1. Ice Hotel, Jukkasjarvi, Sweden

You know the place is swanky when the website asks, “Are you arriving by private plane?”

But cut it some slack; the transportation options are actually quite limited. Only one airline flies directly there and even then, only from London/Heathrow.

The only other realistic option is to arrive by dogsled.

Such is life – a seasonal, temporary one – atop the world at Sweden’s Ice Hotel.

This structure’s eponymous building material transports its lucky patrons to a world far beyond anything we encounter in our daily hullabaloo. It is the stuff of fantasy, myth and Nordic legend. Every icicle, every frozen chip, every huff of frigid air a reminder of why Man invented fire: for warmth of body but more importantly, for a place to gather around to tell stories about mystical places like the Ice Hotel.

The building is completely made of ice, including your room, the furniture, the art – you name it, it’ll freeze your tongue if you lick it. There are warm accommodations in wooden huts but what’s the point in that?  If I’m traveling 200 km above the Arctic Circle, I damn well better be sleeping on a sleigh bed made of ice underneath piles of real reindeer pelts and animal furs.

The Art Rooms, as they’re called, are each designed differently with a different them: Ice Fishing, Viking Days of Yore, Bedtime Story, even a 50s Car theme. The Ice Hotel is an enormous frozen sculpture, with each room, light sconce and barstool a work of art in itself.

But the masterpiece, if you hit it right, extends from the roof far up into the cold, clear Arctic sky. The shimmering green and purple waves of Aurora Borealis (the Northern Lights) haunt the outline of the snow palace. Some ancient winter deity crafted the whole scene to freeze your breath right before taking it away.

Ice Hotel is the ultimate in dream hotels because it’s only real to those who visit. You can’t take a part of it home and the Northern Lights don’t keep too well in a suitcase. So if you do ever make it to the tip top of the world, do me a favor when you’re flying home on your private jet, write a good story about it.

Your Picks:
Maureen GillespieI would LOVE to stay here: http://www.gornergrat-kulm.ch/en/kulmhotel-gornergrat/
I missed my flight to Switzerland in the summer of 2010 and I missed getting a chance to have dinner here and I'm still upset abou tit. Haha.
Mike, your blog is great!

Mark Lawhorne: @Maldenmark I prefer the remote and desolate island of Vieques. Just eight miles off the mainland of Puerto Rico, the "small Island" boasts miles of the best and most remote beaches to be found. It quiet, and unpretentious. There is not a lot to do, but that is something that is so welcome now a days. There is a new "W" resort which is beautiful and typical of gorgeous Caribbean resorts, if thats what your in to. I love the private guest houses that offer so much more of the island personality. Try Casa de Claire, http://www.casadeclaire.net/
By far my favorite retreat on the island.

(from Facebook)
~ Jaclyn Pare says: Hands down - Anastasis Apartments in Santorini Greece.

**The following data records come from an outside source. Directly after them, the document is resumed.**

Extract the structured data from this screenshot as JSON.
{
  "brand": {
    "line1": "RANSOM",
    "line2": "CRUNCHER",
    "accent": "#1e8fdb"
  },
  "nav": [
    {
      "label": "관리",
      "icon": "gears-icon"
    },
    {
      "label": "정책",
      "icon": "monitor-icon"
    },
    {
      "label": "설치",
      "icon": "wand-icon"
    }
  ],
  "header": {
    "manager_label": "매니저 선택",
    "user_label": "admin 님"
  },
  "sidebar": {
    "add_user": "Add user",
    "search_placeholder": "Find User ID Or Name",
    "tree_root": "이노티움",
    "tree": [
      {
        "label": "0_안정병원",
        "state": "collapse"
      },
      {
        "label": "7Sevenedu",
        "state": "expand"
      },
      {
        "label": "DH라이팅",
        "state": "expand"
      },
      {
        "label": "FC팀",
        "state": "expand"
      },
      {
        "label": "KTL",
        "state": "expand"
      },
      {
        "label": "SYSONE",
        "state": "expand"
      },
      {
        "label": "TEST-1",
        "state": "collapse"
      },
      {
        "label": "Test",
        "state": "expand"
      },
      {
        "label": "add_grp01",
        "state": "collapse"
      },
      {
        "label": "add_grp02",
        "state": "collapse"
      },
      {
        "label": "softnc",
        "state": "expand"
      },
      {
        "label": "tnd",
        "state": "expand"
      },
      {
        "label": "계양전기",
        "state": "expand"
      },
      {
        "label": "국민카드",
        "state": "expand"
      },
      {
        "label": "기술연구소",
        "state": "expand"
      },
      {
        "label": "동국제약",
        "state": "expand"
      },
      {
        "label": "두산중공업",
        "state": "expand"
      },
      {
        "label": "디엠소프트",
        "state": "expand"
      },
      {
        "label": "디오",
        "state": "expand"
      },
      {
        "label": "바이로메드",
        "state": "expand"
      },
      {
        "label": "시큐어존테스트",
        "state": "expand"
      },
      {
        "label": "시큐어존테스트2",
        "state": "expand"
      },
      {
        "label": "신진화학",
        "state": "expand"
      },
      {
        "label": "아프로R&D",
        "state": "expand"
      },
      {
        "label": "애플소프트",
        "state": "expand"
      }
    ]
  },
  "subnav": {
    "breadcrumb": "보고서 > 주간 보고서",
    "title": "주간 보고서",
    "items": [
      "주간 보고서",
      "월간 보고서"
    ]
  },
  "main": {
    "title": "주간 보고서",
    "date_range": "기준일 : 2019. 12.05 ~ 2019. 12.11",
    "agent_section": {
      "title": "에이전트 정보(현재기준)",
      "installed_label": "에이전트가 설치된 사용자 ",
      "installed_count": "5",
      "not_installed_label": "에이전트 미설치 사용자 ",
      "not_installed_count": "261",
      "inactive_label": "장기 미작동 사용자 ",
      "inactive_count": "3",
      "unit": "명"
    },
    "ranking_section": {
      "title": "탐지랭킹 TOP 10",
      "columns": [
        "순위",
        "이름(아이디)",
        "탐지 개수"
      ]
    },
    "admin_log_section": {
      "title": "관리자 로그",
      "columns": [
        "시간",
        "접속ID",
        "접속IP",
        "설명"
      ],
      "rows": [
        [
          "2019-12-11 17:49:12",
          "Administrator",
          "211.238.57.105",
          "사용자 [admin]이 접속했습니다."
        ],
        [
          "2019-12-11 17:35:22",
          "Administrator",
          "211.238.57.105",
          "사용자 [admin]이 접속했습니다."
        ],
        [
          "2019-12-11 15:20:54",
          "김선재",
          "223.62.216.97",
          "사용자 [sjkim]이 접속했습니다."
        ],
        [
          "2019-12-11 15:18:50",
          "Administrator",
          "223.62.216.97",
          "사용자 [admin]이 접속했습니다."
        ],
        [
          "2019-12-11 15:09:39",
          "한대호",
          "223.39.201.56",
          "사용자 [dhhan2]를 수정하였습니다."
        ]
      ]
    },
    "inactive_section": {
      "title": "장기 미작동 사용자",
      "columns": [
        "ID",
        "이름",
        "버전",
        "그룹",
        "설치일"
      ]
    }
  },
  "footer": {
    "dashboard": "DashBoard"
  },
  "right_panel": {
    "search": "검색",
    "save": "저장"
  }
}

Small boutique place but it was heaven on earth! http://tiny.cc/xmfli

~ BJ Killoy agrees with Pick #5: Ashford Castle is awesome. My dad and brother went falconing, falconed, falconeering?